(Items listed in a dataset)
++++

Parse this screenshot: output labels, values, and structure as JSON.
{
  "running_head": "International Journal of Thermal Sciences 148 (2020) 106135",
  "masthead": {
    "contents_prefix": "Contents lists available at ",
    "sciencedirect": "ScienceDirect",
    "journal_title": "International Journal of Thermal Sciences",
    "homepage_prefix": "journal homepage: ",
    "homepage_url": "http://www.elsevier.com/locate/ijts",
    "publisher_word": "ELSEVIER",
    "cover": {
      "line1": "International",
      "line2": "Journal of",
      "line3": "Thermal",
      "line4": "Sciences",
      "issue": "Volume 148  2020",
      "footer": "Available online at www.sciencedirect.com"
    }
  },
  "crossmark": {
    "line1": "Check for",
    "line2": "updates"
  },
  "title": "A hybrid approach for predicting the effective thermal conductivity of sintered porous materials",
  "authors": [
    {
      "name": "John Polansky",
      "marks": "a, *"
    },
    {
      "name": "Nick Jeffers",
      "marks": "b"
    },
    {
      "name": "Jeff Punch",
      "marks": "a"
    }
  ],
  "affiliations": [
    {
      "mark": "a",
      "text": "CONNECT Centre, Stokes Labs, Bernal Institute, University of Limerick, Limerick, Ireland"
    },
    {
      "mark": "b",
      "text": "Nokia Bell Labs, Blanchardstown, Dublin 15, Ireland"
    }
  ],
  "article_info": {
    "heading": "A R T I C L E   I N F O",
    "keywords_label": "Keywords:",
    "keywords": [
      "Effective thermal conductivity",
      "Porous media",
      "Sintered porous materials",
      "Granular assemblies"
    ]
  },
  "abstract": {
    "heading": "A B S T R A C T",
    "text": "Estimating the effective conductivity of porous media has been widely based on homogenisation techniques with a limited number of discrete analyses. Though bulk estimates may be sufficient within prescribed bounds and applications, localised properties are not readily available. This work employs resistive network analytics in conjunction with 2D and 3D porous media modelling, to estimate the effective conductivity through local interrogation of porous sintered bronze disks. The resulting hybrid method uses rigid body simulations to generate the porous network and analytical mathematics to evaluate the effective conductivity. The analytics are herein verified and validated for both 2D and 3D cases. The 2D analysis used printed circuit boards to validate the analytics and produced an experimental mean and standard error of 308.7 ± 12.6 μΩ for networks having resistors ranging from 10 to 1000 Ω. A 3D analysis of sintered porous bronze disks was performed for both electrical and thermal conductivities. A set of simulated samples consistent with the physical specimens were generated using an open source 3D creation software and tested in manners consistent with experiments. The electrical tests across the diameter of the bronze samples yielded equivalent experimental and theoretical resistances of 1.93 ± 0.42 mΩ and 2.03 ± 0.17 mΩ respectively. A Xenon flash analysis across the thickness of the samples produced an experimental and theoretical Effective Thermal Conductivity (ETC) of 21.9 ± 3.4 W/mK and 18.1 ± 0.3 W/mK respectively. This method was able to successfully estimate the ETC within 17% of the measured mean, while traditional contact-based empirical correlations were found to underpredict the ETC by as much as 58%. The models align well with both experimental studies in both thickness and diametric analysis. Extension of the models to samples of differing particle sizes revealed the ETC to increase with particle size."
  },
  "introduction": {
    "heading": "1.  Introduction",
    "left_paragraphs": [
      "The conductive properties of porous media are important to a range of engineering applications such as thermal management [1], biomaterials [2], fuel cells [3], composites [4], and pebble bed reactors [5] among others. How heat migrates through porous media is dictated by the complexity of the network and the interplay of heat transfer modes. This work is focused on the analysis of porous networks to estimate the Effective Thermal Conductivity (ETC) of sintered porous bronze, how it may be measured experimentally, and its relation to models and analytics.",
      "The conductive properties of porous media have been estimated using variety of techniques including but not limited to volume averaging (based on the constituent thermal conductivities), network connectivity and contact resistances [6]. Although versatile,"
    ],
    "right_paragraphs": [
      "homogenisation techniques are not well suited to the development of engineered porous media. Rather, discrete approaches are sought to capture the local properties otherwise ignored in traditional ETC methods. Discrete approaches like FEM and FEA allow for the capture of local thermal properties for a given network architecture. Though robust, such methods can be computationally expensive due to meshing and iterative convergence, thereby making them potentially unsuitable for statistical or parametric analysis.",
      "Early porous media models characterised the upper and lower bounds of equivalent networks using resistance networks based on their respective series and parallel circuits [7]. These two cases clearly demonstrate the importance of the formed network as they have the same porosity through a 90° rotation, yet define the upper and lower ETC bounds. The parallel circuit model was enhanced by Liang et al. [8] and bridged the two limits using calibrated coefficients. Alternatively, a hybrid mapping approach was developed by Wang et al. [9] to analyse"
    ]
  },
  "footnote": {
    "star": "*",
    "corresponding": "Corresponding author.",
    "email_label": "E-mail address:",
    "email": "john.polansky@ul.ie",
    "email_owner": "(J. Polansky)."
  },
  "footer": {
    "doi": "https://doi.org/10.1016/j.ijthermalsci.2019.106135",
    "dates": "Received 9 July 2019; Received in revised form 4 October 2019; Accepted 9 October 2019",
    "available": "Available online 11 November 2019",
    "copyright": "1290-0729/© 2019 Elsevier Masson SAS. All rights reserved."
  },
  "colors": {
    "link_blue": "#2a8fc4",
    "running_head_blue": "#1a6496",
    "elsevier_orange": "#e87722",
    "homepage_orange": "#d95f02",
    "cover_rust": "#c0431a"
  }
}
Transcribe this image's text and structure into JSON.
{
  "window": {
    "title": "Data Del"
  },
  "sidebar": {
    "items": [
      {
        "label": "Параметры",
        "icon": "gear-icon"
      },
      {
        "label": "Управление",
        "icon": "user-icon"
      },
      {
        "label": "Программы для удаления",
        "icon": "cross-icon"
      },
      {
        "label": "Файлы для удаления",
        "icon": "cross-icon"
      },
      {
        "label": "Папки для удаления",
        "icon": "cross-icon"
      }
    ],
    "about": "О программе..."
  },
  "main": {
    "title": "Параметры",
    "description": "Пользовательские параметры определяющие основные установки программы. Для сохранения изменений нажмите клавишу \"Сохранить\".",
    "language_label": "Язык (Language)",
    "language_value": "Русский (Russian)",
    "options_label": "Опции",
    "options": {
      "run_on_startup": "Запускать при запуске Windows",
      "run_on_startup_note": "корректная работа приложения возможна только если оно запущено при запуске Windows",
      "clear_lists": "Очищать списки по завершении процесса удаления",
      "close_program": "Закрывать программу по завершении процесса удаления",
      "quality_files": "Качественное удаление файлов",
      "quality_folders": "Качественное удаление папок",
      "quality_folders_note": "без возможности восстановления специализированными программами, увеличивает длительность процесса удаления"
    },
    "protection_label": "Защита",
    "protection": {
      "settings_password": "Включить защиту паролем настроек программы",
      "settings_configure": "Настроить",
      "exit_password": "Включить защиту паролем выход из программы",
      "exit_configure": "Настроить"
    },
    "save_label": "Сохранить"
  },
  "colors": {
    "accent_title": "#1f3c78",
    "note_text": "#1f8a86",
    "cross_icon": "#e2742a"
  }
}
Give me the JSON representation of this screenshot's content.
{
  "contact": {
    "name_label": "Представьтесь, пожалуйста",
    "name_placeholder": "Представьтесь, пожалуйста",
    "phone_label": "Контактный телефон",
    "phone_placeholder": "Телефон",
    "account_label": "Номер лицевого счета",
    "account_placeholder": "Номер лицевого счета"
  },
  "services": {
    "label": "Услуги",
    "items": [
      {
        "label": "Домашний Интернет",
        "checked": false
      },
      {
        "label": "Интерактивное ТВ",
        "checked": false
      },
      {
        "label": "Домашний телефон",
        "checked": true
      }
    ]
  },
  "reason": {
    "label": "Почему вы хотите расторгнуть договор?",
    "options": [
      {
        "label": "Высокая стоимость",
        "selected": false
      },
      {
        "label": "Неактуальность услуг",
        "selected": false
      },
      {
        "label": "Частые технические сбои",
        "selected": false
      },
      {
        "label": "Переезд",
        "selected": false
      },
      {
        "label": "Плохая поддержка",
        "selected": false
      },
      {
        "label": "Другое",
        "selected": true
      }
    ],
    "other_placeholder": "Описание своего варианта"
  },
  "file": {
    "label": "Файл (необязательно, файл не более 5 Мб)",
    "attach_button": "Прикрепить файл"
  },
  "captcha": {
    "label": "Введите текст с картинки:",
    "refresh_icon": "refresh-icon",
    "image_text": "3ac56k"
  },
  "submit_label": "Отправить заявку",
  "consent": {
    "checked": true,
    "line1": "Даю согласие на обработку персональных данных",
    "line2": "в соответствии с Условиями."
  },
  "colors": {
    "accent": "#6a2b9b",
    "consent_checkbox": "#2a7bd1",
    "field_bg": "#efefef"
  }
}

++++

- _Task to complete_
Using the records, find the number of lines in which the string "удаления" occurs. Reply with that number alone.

- _Solution to the exercise_
6